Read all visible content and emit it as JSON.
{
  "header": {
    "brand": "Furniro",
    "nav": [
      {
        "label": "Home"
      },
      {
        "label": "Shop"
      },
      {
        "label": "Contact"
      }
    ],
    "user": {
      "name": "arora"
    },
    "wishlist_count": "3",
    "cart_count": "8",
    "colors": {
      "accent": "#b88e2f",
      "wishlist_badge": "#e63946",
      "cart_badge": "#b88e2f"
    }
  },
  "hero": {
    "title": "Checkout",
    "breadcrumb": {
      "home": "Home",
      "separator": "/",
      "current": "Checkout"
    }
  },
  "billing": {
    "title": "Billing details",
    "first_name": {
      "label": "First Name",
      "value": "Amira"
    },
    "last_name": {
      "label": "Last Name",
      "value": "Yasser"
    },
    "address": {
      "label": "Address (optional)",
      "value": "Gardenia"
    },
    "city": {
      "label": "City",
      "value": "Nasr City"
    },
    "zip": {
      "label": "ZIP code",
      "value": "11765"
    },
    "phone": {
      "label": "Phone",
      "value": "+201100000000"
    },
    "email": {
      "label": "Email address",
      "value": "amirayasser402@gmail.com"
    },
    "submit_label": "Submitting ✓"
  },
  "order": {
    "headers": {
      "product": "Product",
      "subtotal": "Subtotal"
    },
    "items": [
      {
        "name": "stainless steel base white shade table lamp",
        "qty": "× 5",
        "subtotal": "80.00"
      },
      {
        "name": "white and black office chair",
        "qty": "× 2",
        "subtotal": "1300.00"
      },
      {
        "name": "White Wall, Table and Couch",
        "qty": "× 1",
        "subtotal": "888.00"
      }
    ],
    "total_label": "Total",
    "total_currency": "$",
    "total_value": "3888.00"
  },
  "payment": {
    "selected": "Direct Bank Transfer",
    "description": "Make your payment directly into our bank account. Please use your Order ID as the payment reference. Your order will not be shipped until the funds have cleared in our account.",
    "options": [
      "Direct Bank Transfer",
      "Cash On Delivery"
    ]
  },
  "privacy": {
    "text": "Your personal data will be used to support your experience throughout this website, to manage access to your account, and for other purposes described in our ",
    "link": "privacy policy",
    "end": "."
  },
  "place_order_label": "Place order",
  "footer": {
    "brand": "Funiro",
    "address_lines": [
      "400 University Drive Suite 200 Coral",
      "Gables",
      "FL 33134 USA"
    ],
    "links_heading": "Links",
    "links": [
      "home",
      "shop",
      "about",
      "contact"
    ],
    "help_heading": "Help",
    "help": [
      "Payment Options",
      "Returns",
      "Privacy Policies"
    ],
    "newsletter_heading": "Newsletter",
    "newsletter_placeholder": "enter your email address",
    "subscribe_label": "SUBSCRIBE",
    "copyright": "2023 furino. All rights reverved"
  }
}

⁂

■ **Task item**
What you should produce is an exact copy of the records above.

■ **Solution to this task**
Read all visible content and emit it as JSON.
{
  "header": {
    "brand": "Furniro",
    "nav": [
      {
        "label": "Home"
      },
      {
        "label": "Shop"
      },
      {
        "label": "Contact"
      }
    ],
    "user": {
      "name": "arora"
    },
    "wishlist_count": "3",
    "cart_count": "8",
    "colors": {
      "accent": "#b88e2f",
      "wishlist_badge": "#e63946",
      "cart_badge": "#b88e2f"
    }
  },
  "hero": {
    "title": "Checkout",
    "breadcrumb": {
      "home": "Home",
      "separator": "/",
      "current": "Checkout"
    }
  },
  "billing": {
    "title": "Billing details",
    "first_name": {
      "label": "First Name",
      "value": "Amira"
    },
    "last_name": {
      "label": "Last Name",
      "value": "Yasser"
    },
    "address": {
      "label": "Address (optional)",
      "value": "Gardenia"
    },
    "city": {
      "label": "City",
      "value": "Nasr City"
    },
    "zip": {
      "label": "ZIP code",
      "value": "11765"
    },
    "phone": {
      "label": "Phone",
      "value": "+201100000000"
    },
    "email": {
      "label": "Email address",
      "value": "amirayasser402@gmail.com"
    },
    "submit_label": "Submitting ✓"
  },
  "order": {
    "headers": {
      "product": "Product",
      "subtotal": "Subtotal"
    },
    "items": [
      {
        "name": "stainless steel base white shade table lamp",
        "qty": "× 5",
        "subtotal": "80.00"
      },
      {
        "name": "white and black office chair",
        "qty": "× 2",
        "subtotal": "1300.00"
      },
      {
        "name": "White Wall, Table and Couch",
        "qty": "× 1",
        "subtotal": "888.00"
      }
    ],
    "total_label": "Total",
    "total_currency": "$",
    "total_value": "3888.00"
  },
  "payment": {
    "selected": "Direct Bank Transfer",
    "description": "Make your payment directly into our bank account. Please use your Order ID as the payment reference. Your order will not be shipped until the funds have cleared in our account.",
    "options": [
      "Direct Bank Transfer",
      "Cash On Delivery"
    ]
  },
  "privacy": {
    "text": "Your personal data will be used to support your experience throughout this website, to manage access to your account, and for other purposes described in our ",
    "link": "privacy policy",
    "end": "."
  },
  "place_order_label": "Place order",
  "footer": {
    "brand": "Funiro",
    "address_lines": [
      "400 University Drive Suite 200 Coral",
      "Gables",
      "FL 33134 USA"
    ],
    "links_heading": "Links",
    "links": [
      "home",
      "shop",
      "about",
      "contact"
    ],
    "help_heading": "Help",
    "help": [
      "Payment Options",
      "Returns",
      "Privacy Policies"
    ],
    "newsletter_heading": "Newsletter",
    "newsletter_placeholder": "enter your email address",
    "subscribe_label": "SUBSCRIBE",
    "copyright": "2023 furino. All rights reverved"
  }
}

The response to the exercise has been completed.